The leader of the Islamic State group blew himself up during an overnight raid by US special operations forces in northwest Syria, President Joe Biden said this morning.
Abu Ibrahim al-Hashimi al-Qurayshi and several civilians were killed during a pre-dawn raid at a house in Atmeh, in rebel-held Idlib province, just minutes away from the Turkish border.
“Last night at my direction, US military forces successfully undertook a counterterrorism operation,” Biden said in a statement Thursday morning. “Thanks to the bravery of our armed forces, we have removed from the battlefield Abu Ibrahim al-Hashimi al-Qurayshi, the leader of ISIS.”
Al-Qurayshi, also known as Hajji Abdullah, took command the IS jihadist group following the death of Abu Bakr al-Baghdadi during a similar US special forces raid just an hour's drive away in October 2019.
The Syrian White Helmets, a volunteer rescue organization operating in rebel-held areas, said Thursday its workers had recovered 13 bodies from the site so far, including six children and four women.

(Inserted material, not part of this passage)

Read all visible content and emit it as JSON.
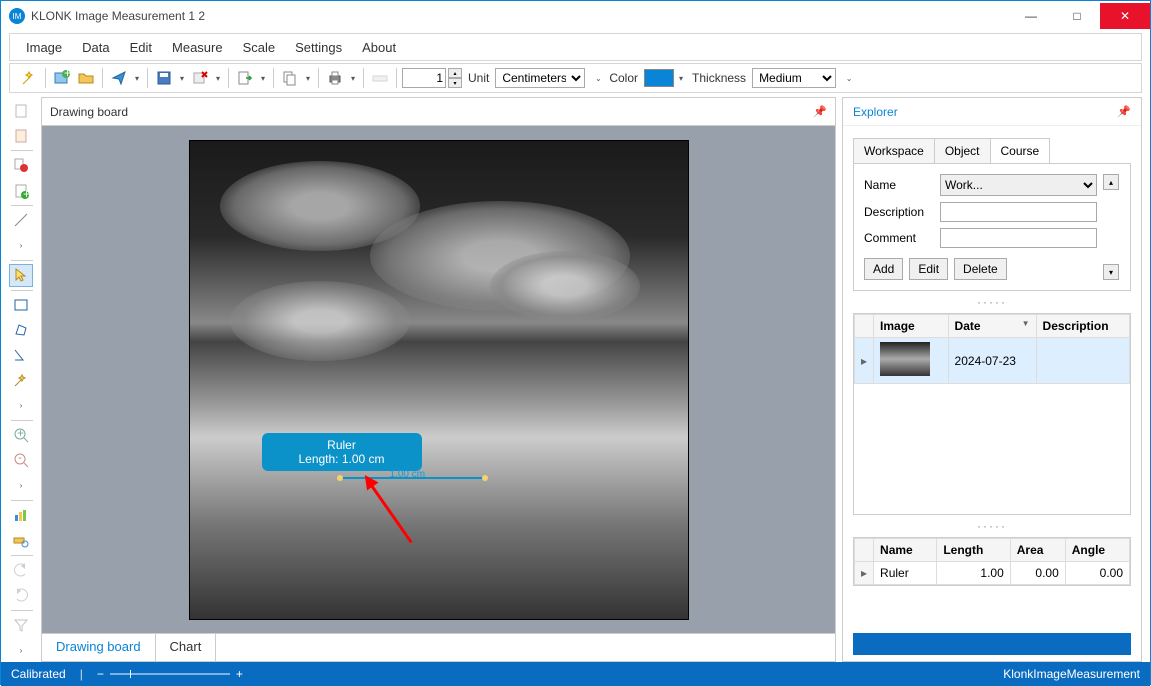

Pentagon press secretary John Kirby said at least four civilians were killed, including Al-Qurayshi's wife and two children.
Senior administration officials speaking to reporters on the condition of anonymity today downplayed US responsibility for the deaths. "All casualties at the site were due to the acts of ISIS terrorists inside the residence," one official said.
“I directed the Department of Defense to take every precaution possible to minimize civilian casualties,” President Biden said in a speech Thursday morning.
Months of rehearsals culminated in US operators kicking off the raid after midnight on Thursday after President Biden green-lit the operation earlier this week, officials said. Once on-site, US forces repeatedly called via loudspeaker for men, women and children to exit the building, a witness said.
Not long thereafter, an explosion demolished much the building's third floor, press secretary Kirby told reporters today. Officials said they believed Al-Qurayshi detonated a bomb, killing himself, his wife and two children.
"As our troops approached to capture the terrorist, in a final act of desperate cowardice... he chose to blow himself up," Biden said in his speech.
"He did not fight back," Kirby told reporters.
The Pentagon touted the operation as a success in a statement released shortly after midnight on Thursday, but not all went according to plan.
The original objective was to capture the IS leader alive, the head of US forces in the Middle East, Gen. Kenneth "Frank" McKenzie, said during an event at the Middle East Institute today.
Following the blast, US forces came under fire from the second floor of the building, where a man – whom officials described as a lieutenant to Hajji Abdullah – and his wife had barricaded themselves along with at least four children. Pentagon officials said the two adults shot at US forces, who then returned fire.
The couple and one child were later found dead on the second floor, McKenzie said today. Four other children, including an infant, were safely removed from that apartment by the special operators, the commander said. Six others – a man, a woman, and four children – exited the ground floor safely during the raid, according to Kirby.
Towards the end of the operation, a US helicopter was targeted with gunfire from the ground by personnel thought to be affiliated with Hayat Tahrir al-Sham (HTS), the local Al-Qaeda offshoot that controls the area. Again, US troops returned fire, killing at least two of the fighters, officials said.
After departing the compound, American operators were forced to scuttle one of their own helicopters due to a mechanical failure which Kirby described as "a drivetrain issue." The crew landed the helicopter safely and US troops destroyed it to prevent sensitive equipment from being recovered from the wreckage. Officials said earlier today that they did not attribute the problem to hostile activity.
US officials assess Hajji Abdullah's death to be a "significant blow" to IS' already crippled capabilities, Kirby said today. The group today consists mainly of underground sleeper cells across rural parts of Iraq and Syria, a feeble remnant of the proto-state it once controlled.
Still, officials cautioned the fight against the jihadist group is not finished.
"Whoever IS names [as its leader] after Hajji Abdullah, he's sure to meet the same fate," Brett McGurk, the top White House official overseeing Middle East policy, said during an appearance on CNN today.
Today's operation came two weeks after the Islamic State launched a major prison break with at least one car bomb and more than a hundred fighters in northeast Syria, which is under the control of a Kurdish-led alliance of local multiethnic militias backed by the US military.
Biden on Thursday said Hajji Abdullah was behind last month’s assault on the Sinaa prison in Hasakah, which led to a battle that left hundreds dead and took more than a week to contain.
"He certainly had knowledge of – and was at least was maintaining situational awareness during – the prison break on Hasakah last week," Kirby said today.
It remains unclear how many IS prisoners escaped, though the facility held as many as 5,000 suspected jihadists.
McKenzie credited the Kurdish-led SDF with making "invaluable" contributions that enabled the raid, but no SDF personnel were present for the mission.
Asked why the operation wasn't launched earlier, Kirby cited "meticulous" preparations aimed at ensuring the IS leader was actually present at the site.
"There were a lot of factors that have to line up just right. You have to make sure your intelligence is solid," he said.
This is a developing story and will be updated.